● **TASK STATEMENT**
From the entries that follow, copy every line with the word "initials".

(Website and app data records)
◇ ◇ ◇ ◇
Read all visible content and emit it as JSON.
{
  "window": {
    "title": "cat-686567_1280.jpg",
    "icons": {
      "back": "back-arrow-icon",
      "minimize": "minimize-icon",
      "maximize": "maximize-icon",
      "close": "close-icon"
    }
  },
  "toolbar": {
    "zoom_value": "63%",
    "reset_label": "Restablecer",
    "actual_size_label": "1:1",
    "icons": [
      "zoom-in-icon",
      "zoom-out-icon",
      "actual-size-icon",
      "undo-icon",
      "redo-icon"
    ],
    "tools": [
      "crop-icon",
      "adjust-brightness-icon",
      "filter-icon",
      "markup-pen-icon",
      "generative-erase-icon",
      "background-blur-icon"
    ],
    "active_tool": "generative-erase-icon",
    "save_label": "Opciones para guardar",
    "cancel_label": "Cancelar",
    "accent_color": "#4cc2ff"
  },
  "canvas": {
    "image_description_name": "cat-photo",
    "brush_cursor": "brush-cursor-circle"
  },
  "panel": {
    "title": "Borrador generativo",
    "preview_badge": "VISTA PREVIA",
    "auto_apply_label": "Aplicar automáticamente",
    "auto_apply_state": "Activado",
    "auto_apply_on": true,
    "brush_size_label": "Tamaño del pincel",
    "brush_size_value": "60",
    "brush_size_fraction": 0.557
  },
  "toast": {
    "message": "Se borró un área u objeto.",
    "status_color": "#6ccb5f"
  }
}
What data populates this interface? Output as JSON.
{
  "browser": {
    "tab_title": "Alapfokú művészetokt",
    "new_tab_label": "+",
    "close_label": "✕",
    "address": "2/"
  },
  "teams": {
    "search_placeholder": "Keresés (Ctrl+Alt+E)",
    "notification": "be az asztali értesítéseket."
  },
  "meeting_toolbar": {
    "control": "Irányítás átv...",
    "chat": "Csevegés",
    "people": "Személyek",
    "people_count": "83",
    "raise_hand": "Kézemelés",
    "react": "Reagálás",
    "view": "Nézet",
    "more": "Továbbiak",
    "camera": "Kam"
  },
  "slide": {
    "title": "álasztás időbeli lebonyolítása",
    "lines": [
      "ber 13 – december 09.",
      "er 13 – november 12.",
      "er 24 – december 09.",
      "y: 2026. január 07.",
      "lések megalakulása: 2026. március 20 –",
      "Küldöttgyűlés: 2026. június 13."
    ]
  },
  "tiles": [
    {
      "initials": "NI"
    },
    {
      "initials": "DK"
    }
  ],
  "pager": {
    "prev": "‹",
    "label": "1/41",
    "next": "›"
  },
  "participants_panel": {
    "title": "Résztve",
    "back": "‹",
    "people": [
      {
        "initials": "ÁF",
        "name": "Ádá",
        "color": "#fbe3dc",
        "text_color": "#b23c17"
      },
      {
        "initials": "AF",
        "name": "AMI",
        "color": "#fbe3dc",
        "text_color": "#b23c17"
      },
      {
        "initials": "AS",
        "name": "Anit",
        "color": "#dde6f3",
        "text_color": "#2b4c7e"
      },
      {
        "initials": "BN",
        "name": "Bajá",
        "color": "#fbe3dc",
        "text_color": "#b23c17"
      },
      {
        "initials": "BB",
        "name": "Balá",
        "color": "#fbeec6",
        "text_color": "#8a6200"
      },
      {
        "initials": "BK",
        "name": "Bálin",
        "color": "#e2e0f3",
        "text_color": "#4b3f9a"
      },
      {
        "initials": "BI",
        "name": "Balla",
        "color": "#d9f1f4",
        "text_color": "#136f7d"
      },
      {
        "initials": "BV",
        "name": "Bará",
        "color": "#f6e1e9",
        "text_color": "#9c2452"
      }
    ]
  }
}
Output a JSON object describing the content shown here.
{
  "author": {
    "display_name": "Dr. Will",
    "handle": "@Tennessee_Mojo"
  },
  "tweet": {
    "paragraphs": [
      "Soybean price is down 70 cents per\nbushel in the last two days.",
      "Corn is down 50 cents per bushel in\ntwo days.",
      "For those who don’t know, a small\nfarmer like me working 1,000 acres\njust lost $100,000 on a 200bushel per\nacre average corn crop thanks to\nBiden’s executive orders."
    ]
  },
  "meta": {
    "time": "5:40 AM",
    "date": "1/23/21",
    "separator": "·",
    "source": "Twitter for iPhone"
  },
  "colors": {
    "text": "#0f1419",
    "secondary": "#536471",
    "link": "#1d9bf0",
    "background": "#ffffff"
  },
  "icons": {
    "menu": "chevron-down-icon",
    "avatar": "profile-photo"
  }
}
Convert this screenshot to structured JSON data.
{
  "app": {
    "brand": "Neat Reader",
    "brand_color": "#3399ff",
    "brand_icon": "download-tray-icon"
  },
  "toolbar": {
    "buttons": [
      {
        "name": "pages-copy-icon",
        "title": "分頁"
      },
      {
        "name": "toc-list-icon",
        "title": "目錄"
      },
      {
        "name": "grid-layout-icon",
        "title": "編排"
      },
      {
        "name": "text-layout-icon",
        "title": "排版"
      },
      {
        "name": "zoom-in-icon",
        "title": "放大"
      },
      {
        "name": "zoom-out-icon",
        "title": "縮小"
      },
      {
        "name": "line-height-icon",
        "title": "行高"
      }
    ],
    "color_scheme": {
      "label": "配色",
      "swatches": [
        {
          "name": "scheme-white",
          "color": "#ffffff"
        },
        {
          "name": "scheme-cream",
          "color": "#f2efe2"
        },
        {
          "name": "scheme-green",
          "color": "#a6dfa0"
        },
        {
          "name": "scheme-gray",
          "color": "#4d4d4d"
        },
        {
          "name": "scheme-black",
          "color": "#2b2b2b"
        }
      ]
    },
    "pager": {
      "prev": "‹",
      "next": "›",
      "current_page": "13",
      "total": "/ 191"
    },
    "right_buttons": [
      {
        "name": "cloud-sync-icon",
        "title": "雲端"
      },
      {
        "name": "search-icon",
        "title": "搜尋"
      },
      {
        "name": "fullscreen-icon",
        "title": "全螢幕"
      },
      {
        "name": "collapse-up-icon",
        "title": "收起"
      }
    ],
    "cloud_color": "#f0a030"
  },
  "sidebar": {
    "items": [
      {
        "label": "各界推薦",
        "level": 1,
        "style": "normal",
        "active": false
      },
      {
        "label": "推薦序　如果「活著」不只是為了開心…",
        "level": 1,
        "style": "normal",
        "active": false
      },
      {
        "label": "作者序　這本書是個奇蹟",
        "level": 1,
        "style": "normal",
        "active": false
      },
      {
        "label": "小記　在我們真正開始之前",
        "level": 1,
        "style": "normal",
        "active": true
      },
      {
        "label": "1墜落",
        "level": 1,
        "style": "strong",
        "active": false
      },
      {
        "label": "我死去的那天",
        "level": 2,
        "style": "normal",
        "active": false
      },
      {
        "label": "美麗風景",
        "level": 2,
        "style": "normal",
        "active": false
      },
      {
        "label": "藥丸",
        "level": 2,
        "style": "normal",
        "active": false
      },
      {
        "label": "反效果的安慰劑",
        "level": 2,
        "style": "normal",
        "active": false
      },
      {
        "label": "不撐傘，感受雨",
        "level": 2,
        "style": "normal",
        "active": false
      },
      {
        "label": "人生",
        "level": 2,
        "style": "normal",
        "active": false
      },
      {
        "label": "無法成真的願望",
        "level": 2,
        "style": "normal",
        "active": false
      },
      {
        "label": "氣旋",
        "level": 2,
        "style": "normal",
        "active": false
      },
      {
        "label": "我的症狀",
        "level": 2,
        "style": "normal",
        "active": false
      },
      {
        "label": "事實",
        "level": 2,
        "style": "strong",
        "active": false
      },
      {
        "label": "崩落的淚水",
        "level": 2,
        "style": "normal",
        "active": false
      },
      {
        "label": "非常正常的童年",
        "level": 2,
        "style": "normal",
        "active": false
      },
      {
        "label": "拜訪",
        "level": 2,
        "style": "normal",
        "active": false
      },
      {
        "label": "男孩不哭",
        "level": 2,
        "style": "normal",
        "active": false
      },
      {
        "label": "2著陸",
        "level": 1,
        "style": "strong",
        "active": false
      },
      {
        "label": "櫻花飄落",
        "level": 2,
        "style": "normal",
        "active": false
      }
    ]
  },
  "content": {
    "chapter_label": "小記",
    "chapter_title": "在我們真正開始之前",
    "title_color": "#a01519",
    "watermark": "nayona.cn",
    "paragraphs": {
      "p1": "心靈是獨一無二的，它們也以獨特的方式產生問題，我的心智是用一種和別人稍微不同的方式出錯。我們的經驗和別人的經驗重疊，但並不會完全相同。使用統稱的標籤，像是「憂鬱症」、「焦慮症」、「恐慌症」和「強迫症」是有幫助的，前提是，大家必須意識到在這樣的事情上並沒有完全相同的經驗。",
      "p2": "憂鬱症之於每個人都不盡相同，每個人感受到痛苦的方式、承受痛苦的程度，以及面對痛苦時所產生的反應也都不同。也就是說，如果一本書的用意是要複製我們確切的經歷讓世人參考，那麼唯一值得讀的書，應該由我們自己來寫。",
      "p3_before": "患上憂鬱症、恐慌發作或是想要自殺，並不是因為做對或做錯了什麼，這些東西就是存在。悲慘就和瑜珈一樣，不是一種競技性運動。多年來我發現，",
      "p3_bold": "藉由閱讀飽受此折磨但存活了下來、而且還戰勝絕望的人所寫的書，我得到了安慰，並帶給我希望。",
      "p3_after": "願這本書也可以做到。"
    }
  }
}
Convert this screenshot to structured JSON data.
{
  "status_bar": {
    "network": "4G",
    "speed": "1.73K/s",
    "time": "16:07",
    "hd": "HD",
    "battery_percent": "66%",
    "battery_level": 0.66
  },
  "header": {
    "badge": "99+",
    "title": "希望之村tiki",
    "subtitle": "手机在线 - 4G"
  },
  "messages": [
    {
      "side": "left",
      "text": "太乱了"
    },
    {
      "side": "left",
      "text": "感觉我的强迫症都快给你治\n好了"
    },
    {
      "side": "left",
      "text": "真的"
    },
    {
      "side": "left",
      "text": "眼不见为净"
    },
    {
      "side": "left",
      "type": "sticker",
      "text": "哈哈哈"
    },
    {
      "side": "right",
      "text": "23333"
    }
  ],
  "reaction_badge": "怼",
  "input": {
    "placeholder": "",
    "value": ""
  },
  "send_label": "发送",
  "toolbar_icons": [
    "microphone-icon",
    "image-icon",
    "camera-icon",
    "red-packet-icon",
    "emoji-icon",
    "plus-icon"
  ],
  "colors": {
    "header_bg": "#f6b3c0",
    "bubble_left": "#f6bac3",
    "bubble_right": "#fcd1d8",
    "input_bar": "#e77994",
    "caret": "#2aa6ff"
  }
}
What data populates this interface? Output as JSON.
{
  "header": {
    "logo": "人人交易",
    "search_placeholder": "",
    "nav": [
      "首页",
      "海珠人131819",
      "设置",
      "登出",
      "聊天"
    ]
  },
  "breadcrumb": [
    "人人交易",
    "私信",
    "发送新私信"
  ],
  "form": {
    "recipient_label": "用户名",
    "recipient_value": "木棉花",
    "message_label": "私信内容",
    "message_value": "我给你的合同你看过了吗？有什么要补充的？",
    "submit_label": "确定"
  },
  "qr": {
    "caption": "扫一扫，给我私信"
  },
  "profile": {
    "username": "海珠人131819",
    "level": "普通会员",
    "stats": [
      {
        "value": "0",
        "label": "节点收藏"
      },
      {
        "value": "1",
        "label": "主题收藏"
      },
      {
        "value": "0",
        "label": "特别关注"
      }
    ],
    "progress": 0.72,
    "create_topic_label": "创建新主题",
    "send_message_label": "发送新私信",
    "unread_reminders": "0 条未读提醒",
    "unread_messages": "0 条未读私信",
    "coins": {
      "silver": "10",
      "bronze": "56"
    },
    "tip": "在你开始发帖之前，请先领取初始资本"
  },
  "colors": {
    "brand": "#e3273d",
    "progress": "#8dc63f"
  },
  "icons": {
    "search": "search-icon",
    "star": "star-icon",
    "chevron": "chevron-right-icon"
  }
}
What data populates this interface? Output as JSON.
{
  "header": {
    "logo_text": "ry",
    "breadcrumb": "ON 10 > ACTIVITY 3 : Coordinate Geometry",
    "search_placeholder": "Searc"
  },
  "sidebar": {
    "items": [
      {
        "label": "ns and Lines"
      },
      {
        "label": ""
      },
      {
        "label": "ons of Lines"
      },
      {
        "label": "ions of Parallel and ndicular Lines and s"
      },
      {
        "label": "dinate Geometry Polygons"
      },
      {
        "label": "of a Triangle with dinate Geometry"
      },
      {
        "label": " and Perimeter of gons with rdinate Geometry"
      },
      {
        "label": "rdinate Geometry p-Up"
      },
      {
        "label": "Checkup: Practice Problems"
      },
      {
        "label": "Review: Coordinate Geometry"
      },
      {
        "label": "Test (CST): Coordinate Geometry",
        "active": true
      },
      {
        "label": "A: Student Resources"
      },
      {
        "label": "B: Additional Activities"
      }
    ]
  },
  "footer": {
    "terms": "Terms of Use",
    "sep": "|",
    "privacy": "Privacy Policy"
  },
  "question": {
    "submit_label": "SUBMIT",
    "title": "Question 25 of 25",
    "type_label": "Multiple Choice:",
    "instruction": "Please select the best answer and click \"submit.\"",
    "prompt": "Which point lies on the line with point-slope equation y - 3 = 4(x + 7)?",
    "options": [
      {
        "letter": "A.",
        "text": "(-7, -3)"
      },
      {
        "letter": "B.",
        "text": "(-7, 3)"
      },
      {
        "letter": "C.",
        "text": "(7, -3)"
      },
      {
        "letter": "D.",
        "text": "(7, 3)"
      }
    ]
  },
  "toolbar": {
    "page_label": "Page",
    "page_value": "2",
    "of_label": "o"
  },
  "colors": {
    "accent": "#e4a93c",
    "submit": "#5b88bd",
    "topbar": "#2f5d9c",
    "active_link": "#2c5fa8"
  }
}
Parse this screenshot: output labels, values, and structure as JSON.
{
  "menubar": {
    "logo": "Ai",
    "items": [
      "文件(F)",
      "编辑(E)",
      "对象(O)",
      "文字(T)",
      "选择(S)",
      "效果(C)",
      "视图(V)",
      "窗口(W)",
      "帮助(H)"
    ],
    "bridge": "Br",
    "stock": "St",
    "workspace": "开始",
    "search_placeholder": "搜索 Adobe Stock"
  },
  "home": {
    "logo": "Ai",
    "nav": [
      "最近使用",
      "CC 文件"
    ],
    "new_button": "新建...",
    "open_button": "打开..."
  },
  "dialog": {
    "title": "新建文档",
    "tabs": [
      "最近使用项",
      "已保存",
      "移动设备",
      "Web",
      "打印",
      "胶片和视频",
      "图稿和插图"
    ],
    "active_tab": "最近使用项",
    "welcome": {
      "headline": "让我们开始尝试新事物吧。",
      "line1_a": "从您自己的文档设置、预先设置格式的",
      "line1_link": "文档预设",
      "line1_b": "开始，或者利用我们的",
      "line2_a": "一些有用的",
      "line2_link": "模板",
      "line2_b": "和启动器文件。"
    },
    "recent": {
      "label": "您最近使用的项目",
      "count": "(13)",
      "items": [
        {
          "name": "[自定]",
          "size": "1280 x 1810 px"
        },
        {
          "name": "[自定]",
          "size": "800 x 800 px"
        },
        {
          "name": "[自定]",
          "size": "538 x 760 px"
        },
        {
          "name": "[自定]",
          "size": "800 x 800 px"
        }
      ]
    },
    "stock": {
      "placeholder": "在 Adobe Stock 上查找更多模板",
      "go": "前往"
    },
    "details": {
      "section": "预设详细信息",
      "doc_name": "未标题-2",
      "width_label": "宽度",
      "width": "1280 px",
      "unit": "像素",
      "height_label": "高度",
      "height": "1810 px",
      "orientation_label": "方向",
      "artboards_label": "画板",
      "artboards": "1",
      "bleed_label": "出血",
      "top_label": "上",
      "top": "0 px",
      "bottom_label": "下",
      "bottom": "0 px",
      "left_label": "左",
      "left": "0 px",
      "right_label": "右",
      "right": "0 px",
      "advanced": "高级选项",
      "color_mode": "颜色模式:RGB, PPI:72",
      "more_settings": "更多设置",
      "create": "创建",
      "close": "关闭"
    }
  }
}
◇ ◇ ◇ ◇
● **TASK RESULT**
      "initials": "NI"
      "initials": "DK"
        "initials": "ÁF",
        "initials": "AF",
        "initials": "AS",
        "initials": "BN",
        "initials": "BB",
        "initials": "BK",
        "initials": "BI",
        "initials": "BV",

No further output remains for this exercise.